Law Supreme Court (U.S.)

  • The U.S. Supreme Court building in Washington, D.C.

    The court held 5-4 that workers who provide in-home care were not full-fledged public employees who could be forced to pay union dues.

  • Judge Holwell: Contraception ruling little impact to ACA

    Judge Richard Holwell, weighs in on the U.S. Supreme Court's ruling that employers can refuse to pay for contraception coverage for employees. Holwell says it's a 1st amendment issue that should have little impact on Obamacare. Judge Holwell also comments on the labor union fee decision.

  • Protesters from both sides of the birth control issue Leah Hughs (L) and Kristin Hughs (R) chant for their side in front of the U.S. Supreme Court June 30, 2014 in Washington, DC. The high court is expected to hand down its ruling on whether a private company can, on religious grounds, be exempted from health care reform's requirement that employer sponsored health insurance policies cover contraception.

    The Supreme Court ruled that certain for-profit companies can claim a religious exemption to the contraceptive insurance mandate of Obamacare.

  • The U.S. Supreme Court building in Washington, D.C.

    The U.S. Supreme Court ruled employers can refuse to pay for contraception coverage for employees. CNBC's Hampton Pearson reports the details.

  • SCOTUS: Workers can't be forced to pay union fees

    In a 5 to 4 decision the U.S. Supreme Court has ruled home care workers cannot be forced to pay union fees. CNBC's Hampton Pearson reports the details.

  • The Supreme Court’s decision in Riley v. California is the most important privacy opinion in over 40 years, says Mitchell Epner.

  • SCOTUS upholds presidential recess power

    CNBC's Hampton Pearson reports the U.S. Supreme Court has upheld the president's authority to make recess appointments while the Senate is not in session. However the high court ruled President Obama exceeded his authority in the 2012 NLRB appointments.

  • President Barack Obama in September 2013 in New York City.

    The Supreme Court ruled to cut back the power of the White House to temporarily fill senior government posts without Senate approval.

  • Encourage Aereo to play by rules: Pro

    Discussing the future of broadcasting and if a business opportunity still exists for companies with Aereo's business model, with Gordon Smith, National Association of Broadcasters president and CEO, and Vincent Sadusky LIN Media president & CEO.

  • Aereo defeated.. what's next for copyright laws?

    The Supreme Court slammed the door on Internet company Aereo handing victory to the broadcast companies.
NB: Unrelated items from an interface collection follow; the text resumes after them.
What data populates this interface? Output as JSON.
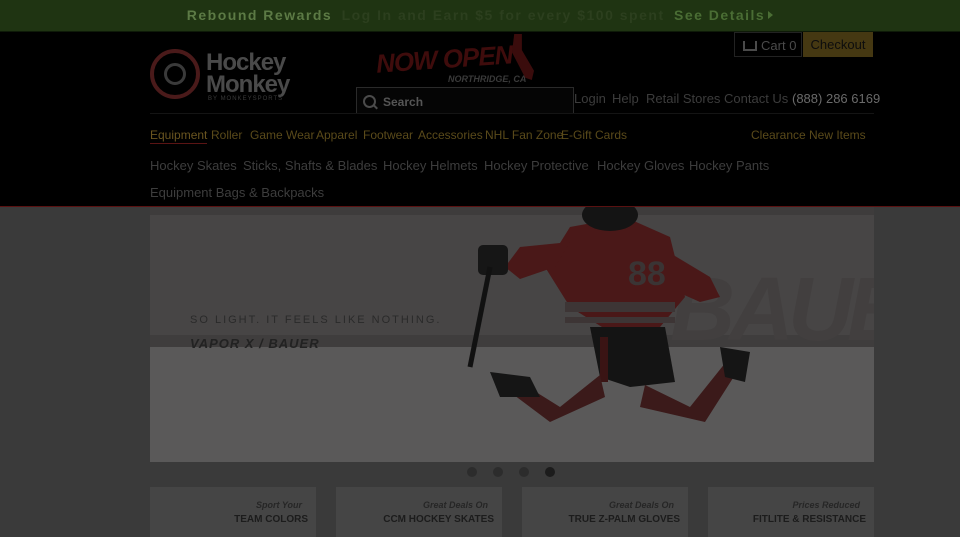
{
  "promo": {
    "text1": "Rebound Rewards",
    "text2": "Log In and Earn $5 for every $100 spent",
    "link": "See Details"
  },
  "header": {
    "logo_line1": "Hockey",
    "logo_line2": "Monkey",
    "logo_sub": "BY MONKEYSPORTS",
    "now_open": "NOW OPEN",
    "now_open_location": "NORTHRIDGE, CA",
    "search_placeholder": "Search",
    "cart_label": "Cart",
    "cart_count": "0",
    "checkout_label": "Checkout",
    "util_links": {
      "login": "Login",
      "help": "Help",
      "retail": "Retail Stores",
      "contact": "Contact Us",
      "phone": "(888) 286 6169"
    }
  },
  "menu": {
    "equipment": "Equipment",
    "roller": "Roller",
    "game_wear": "Game Wear",
    "apparel": "Apparel",
    "footwear": "Footwear",
    "accessories": "Accessories",
    "nhl": "NHL Fan Zone",
    "egift": "E-Gift Cards",
    "clearance": "Clearance",
    "new_items": "New Items"
  },
  "submenu": {
    "skates": "Hockey Skates",
    "sticks": "Sticks, Shafts & Blades",
    "helmets": "Hockey Helmets",
    "protective": "Hockey Protective",
    "gloves": "Hockey Gloves",
    "pants": "Hockey Pants",
    "bags": "Equipment Bags & Backpacks"
  },
  "hero": {
    "tagline": "SO LIGHT. IT FEELS LIKE NOTHING.",
    "brandline": "VAPOR  X  /  BAUER",
    "bg_word": "BAUER",
    "jersey_number": "88"
  },
  "slider": {
    "count": 4,
    "active_index": 4
  },
  "tiles": [
    {
      "top": "Sport Your",
      "main": "TEAM COLORS"
    },
    {
      "top": "Great Deals On",
      "main": "CCM HOCKEY SKATES"
    },
    {
      "top": "Great Deals On",
      "main": "TRUE Z-PALM GLOVES"
    },
    {
      "top": "Prices Reduced",
      "main": "FITLITE & RESISTANCE"
    }
  ]
}
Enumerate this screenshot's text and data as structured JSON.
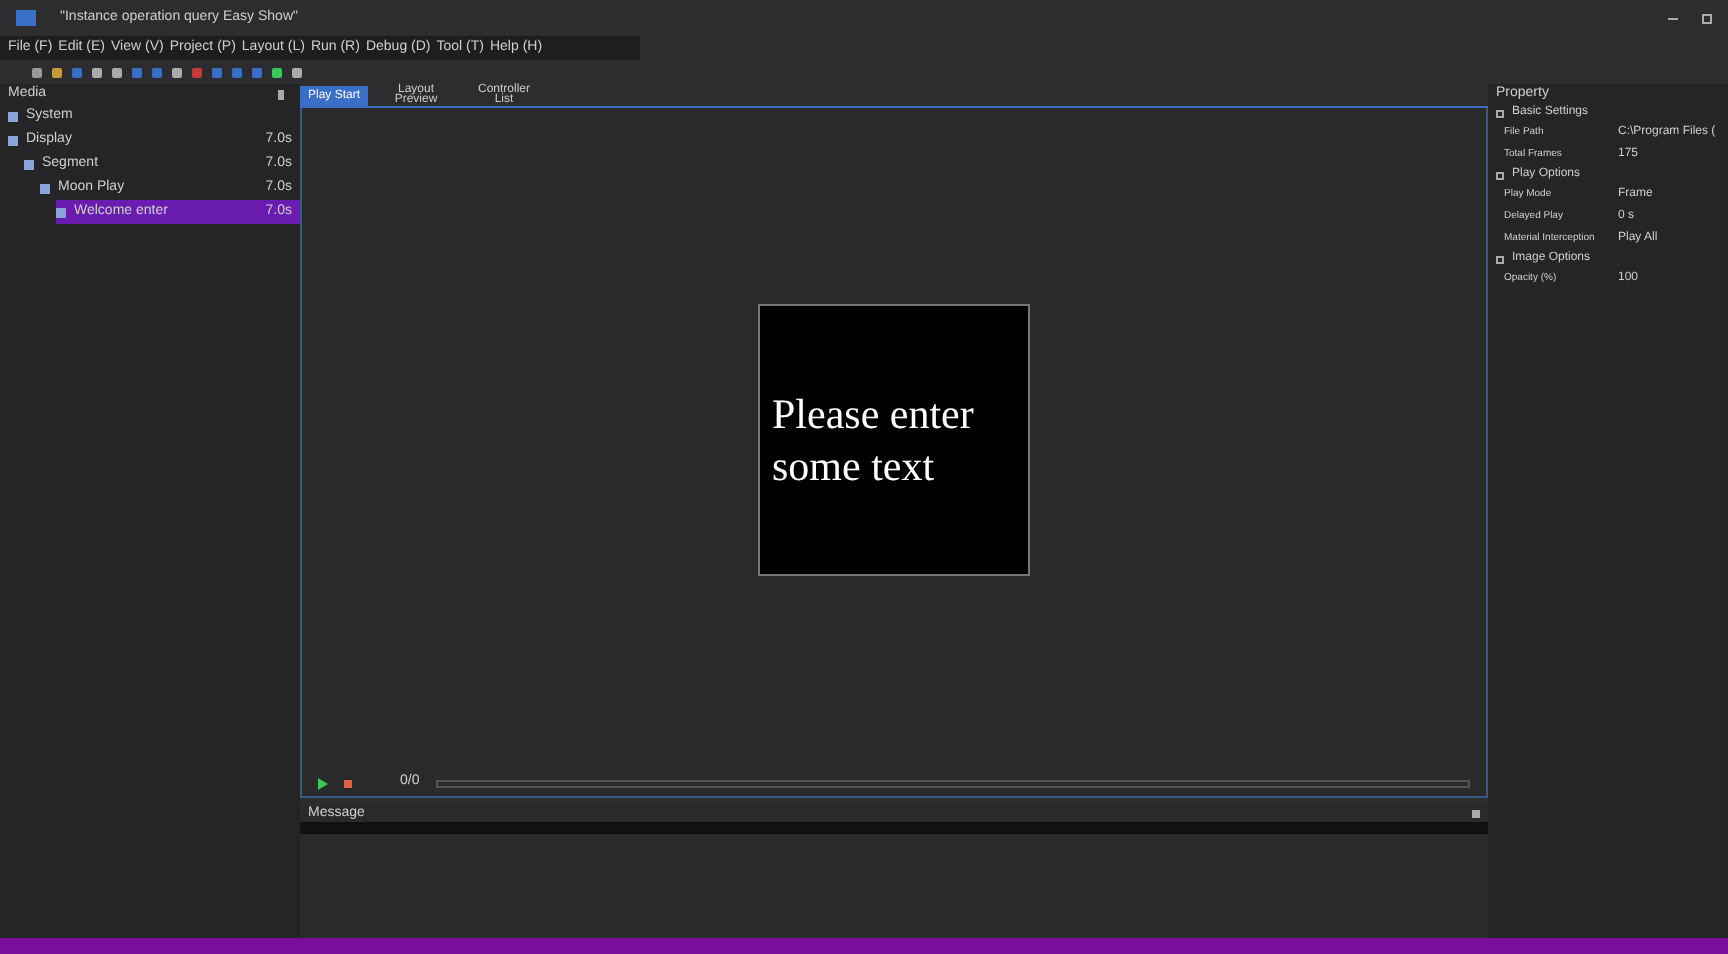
{
  "window": {
    "title": "\"Instance operation query Easy Show\""
  },
  "menu": [
    "File (F)",
    "Edit (E)",
    "View (V)",
    "Project (P)",
    "Layout (L)",
    "Run (R)",
    "Debug (D)",
    "Tool (T)",
    "Help (H)"
  ],
  "media": {
    "title": "Media",
    "items": [
      {
        "label": "System",
        "selected": false
      },
      {
        "label": "Display",
        "duration": "7.0s",
        "selected": false,
        "children": [
          {
            "label": "Segment",
            "duration": "7.0s",
            "selected": false,
            "children": [
              {
                "label": "Moon Play",
                "duration": "7.0s",
                "selected": false,
                "children": [
                  {
                    "label": "Welcome enter",
                    "duration": "7.0s",
                    "selected": true
                  }
                ]
              }
            ]
          }
        ]
      }
    ]
  },
  "tabs": [
    {
      "label": "Play Start",
      "selected": true
    },
    {
      "label": "Layout Preview",
      "selected": false
    },
    {
      "label": "Controller List",
      "selected": false
    }
  ],
  "canvas": {
    "text": "Please enter some text"
  },
  "playback": {
    "counter": "0/0"
  },
  "message": {
    "title": "Message"
  },
  "property": {
    "title": "Property",
    "groups": [
      {
        "title": "Basic Settings",
        "rows": [
          {
            "label": "File Path",
            "value": "C:\\Program Files ("
          },
          {
            "label": "Total Frames",
            "value": "175"
          }
        ]
      },
      {
        "title": "Play Options",
        "rows": [
          {
            "label": "Play Mode",
            "value": "Frame"
          },
          {
            "label": "Delayed Play",
            "value": "0 s"
          },
          {
            "label": "Material Interception",
            "value": "Play All"
          }
        ]
      },
      {
        "title": "Image Options",
        "rows": [
          {
            "label": "Opacity (%)",
            "value": "100"
          }
        ]
      }
    ]
  }
}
CNBC's Hampton Pearson reports Justice Antonin Scalia says it's up to Congress to fix the "loophole" in copyright laws.

  • Who wins in Aereo ruling?

    Discussing the legal impact of SCOTUS' ruling on Aereo, and what this means for broadcast distribution, with John Hane, Pillsbury partner.

  • Les Moonves, president and chief executive officer of CBS Corp.

    The Supreme Court ruling against Aereo was a very "pro-consumer thing" and a "terrific victory" for content providers, CBS CEO Leslie Moonves said.

  • CBS CEO: Terrific victory for content business

    CBS CEO Leslie Moonves shares his view of the U.S. Supreme Court's Aereo ruling, saying "we're not against our content in the cloud as long as we're getting paid for it." Moonves discusses Aereo's business model.

  • Aereo CEO Chet Kanojia leaves the U.S. Supreme Court after oral arguments April 22, 2014 in Washington, DC.

    The U.S. Supreme Court reversed a lower court decision and ruled 6-to-3 that the TV startup Aereo violated copyright law.

  • Traders debate media play post-Aereo ruling

    The U.S. Supreme Court ruled online TV service Aereo violates copyright law. The FMHR traders discuss the current trade on media companies.

  • Aereo responds to court loss

    Aereo CEO Chet Kanojia says today's SCOTUS ruling is a "massive setback for the American consumer." CNBC's Julia Boorstin has the details.

  • Aereo not completely over: Analyst

    Rich Greenfield, BTIG media & technology analyst, shares his thoughts on the Supreme Court's ruling and explains why Aereo may not be completely finished.

  • Huge win for broadcast networks

    CNBC's Hampton Pearson takes a close look at the details of the SCOTUS' Aereo ruling. Pearson says the Supreme Court did not buy Aereo's claim that it was worthy of copyright protection.

  • Police may not generally search the cellphones of people they arrest without getting search warrants, the Supreme Court ruled Wednesday.

  • SCOTUS rules on cell phone search

    In a surprisingly lopsided opinion, the Supreme Court has ruled police must get a search warrant before they rifle through the cell phone of people they arrest. NBC's Pete Williams also provides insight on the Aereo ruling.